T. N. Madan
Although Hinduism is associated with one region of the world—South Asia—it is a global religion in two senses of the term. It has provided a religious complement to the diaspora of Hindus around the world and thus contributed to pluralist cultures in such disparate places as contemporary Fiji and England. Moreover, throughout its history Hinduism has embodied the spirit of pluralism. At its most basic, Hinduism may be defined as the religion of Hindus—the way they affirm their inner faith and order their everyday life. India is, of course, where most of the Hindus of the world live and where they have the status of the dominant religious community. There they constitute 82 percent of India's more than one billion person population. This article examines the pluralistic character of Hinduism; the relationship between Hinduism, caste, sect, and the family; the revival and reinterpretation of Hinduism; and the flowering and communalism of Hinduism.
Joseph W. Elder
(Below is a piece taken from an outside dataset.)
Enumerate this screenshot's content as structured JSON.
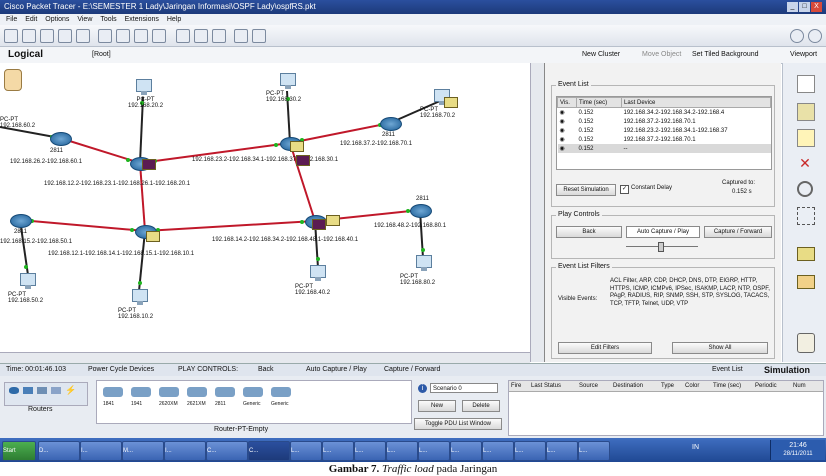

When one uses the term “Hinduism” for the religious culture of India that has influenced much of Asia, one thinks of the brahmanical tradition. Europeans labeled as Hindus those people on the Indian subcontinent who were not Buddhists, Jains, Jews, Christians, Muslims, or Zoroastrians. Europeans adopted the generic term, Hinduism, for all of these people's widely varying religious observances, beliefs, and practices. One common feature among all of these Hindus throughout much of the Indian subcontinent was their labeling of certain priests as brahmans. Key elements of traditional brahmanical society go back to the Rig-Veda, Hinduism's earliest revealed, authorless text considered true from the beginning of time. The post-sixth century BCE cryptic Sutras and versified Shastras provide instructions for human conduct and domestic rituals. Preeminent among the Shastras is one on correct behavior (dharma) attributed to Manu, believed to be a progenitor of the human race. Manu's Dharma Shastra refers to the four original categories of humans as the four varnas (ranks, colors) and distinguishes between the twice-born and once-born varnas.
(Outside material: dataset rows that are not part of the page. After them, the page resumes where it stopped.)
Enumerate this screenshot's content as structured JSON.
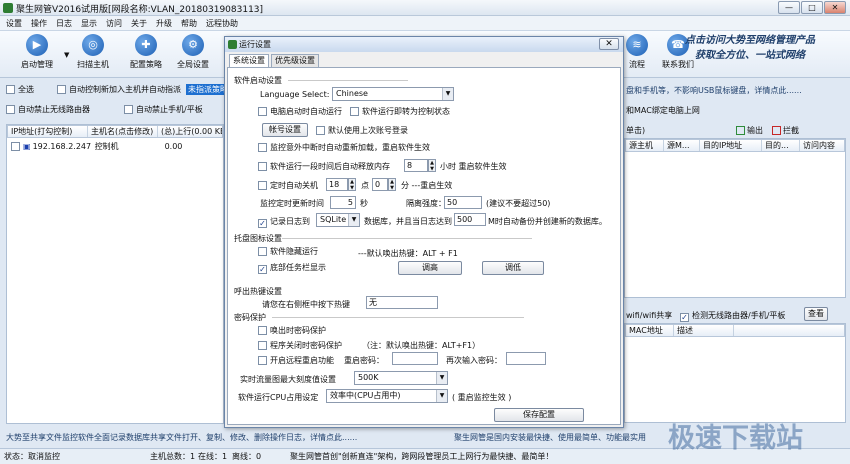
{
  "window": {
    "title": "聚生网管V2016试用版[网段名称:VLAN_20180319083113]",
    "min": "—",
    "max": "□",
    "close": "✕"
  },
  "menu": [
    "设置",
    "操作",
    "日志",
    "显示",
    "访问",
    "关于",
    "升级",
    "帮助",
    "远程协助"
  ],
  "toolbar": {
    "start": "启动管理",
    "scan": "扫描主机",
    "policy": "配置策略",
    "global": "全局设置",
    "flow": "流程",
    "contact": "联系我们"
  },
  "slogan": {
    "line1": "点击访问大势至网络管理产品",
    "line2": "获取全方位、一站式网络"
  },
  "options": {
    "select_all": "全选",
    "auto_control": "自动控制新加入主机并自动指派",
    "assign": "未指派策略",
    "auto_wifi": "自动禁止无线路由器",
    "auto_phone": "自动禁止手机/平板"
  },
  "right_hints": {
    "hint1": "盘和手机等，不影响USB鼠标键盘，详情点此......",
    "hint2": "和MAC绑定电脑上网"
  },
  "main_headers": [
    "IP地址(打勾控制)",
    "主机名(点击修改)",
    "(总)上行(0.00 KB"
  ],
  "host_row": {
    "ip": "192.168.2.247",
    "name": "控制机",
    "up": "0.00"
  },
  "right_headers": [
    "源主机",
    "源M...",
    "目的IP地址",
    "目的...",
    "访问内容"
  ],
  "legend": {
    "label": "单击)",
    "out": "输出",
    "block": "拦截"
  },
  "wifi_bar": {
    "share": "wifi/wifi共享",
    "detect": "检测无线路由器/手机/平板",
    "view": "查看"
  },
  "mac_headers": [
    "MAC地址",
    "描述"
  ],
  "bottom_left": "大势至共享文件监控软件全面记录数据库共享文件打开、复制、修改、删除操作日志，详情点此......",
  "bottom_right": "聚生网管是国内安装最快捷、使用最简单、功能最实用",
  "status": {
    "state": "状态：取消监控",
    "hosts": "主机总数：1",
    "online": "在线：1",
    "offline": "离线：0",
    "slogan": "聚生网管首创\"创新直连\"架构，跨网段管理员工上网行为最快捷、最简单！"
  },
  "dialog": {
    "title": "运行设置",
    "tabs": [
      "系统设置",
      "优先级设置"
    ],
    "startup_section": "软件启动设置",
    "lang_label": "Language Select:",
    "lang_value": "Chinese",
    "autorun": "电脑启动时自动运行",
    "tray_on_run": "软件运行即转为控制状态",
    "account_button": "帐号设置",
    "last_account": "默认使用上次账号登录",
    "reload_on_interrupt": "监控意外中断时自动重新加载，重启软件生效",
    "free_mem_prefix": "软件运行一段时间后自动释放内存",
    "free_mem_value": "8",
    "free_mem_suffix": "小时 重启软件生效",
    "shutdown_label": "定时自动关机",
    "shutdown_hour": "18",
    "shutdown_hour_unit": "点",
    "shutdown_min": "0",
    "shutdown_min_unit": "分 ---重启生效",
    "monitor_update_label": "监控定时更新时间",
    "monitor_update_value": "5",
    "monitor_update_unit": "秒",
    "interval_label": "隔离强度：",
    "interval_value": "50",
    "interval_hint": "(建议不要超过50)",
    "log_prefix": "记录日志到",
    "log_db": "SQLite",
    "log_mid": "数据库，并且当日志达到",
    "log_size": "500",
    "log_suffix": "M时自动备份并创建新的数据库。",
    "tray_section": "托盘图标设置",
    "hide_run": "软件隐藏运行",
    "hotkey_default": "---默认唤出热键：ALT + F1",
    "taskbar_show": "底部任务栏显示",
    "raise_btn": "调高",
    "lower_btn": "调低",
    "hotkey_section": "呼出热键设置",
    "hotkey_prompt": "请您在右侧框中按下热键",
    "hotkey_value": "无",
    "password_section": "密码保护",
    "pwd_on_call": "唤出时密码保护",
    "pwd_on_close": "程序关闭时密码保护",
    "pwd_close_note": "（注：默认唤出热键：ALT+F1）",
    "remote_restart": "开启远程重启功能",
    "restart_pwd": "重启密码：",
    "restart_pwd_again": "再次输入密码：",
    "flow_label": "实时流量图最大刻度值设置",
    "flow_value": "500K",
    "cpu_label": "软件运行CPU占用设定",
    "cpu_value": "效率中(CPU占用中)",
    "cpu_hint": "( 重启监控生效 )",
    "save": "保存配置"
  },
  "watermark": "极速下载站"
}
This chapter explores how a certain anxiety around violence might be rendered as integral to the imagination of an ethical life in Hindu texts and practices. It also describes some contemporary examples of violence and non-violence, and addresses how new forms of collective life such as the imaginary of the nation can shape the expression and experience of violence. The figure of the animal is significant in understanding violence. The chapter argues that the link between sovereignty and the subjugation of violence is the dominant theme of any story of sovereignty. It is observed that Draupadi and Gandhari became the causes for the destruction of the Kshatriyas and of Krishna's dynasty, respectively. The voice of the woman becomes the voice that questions the vanities of Dharma.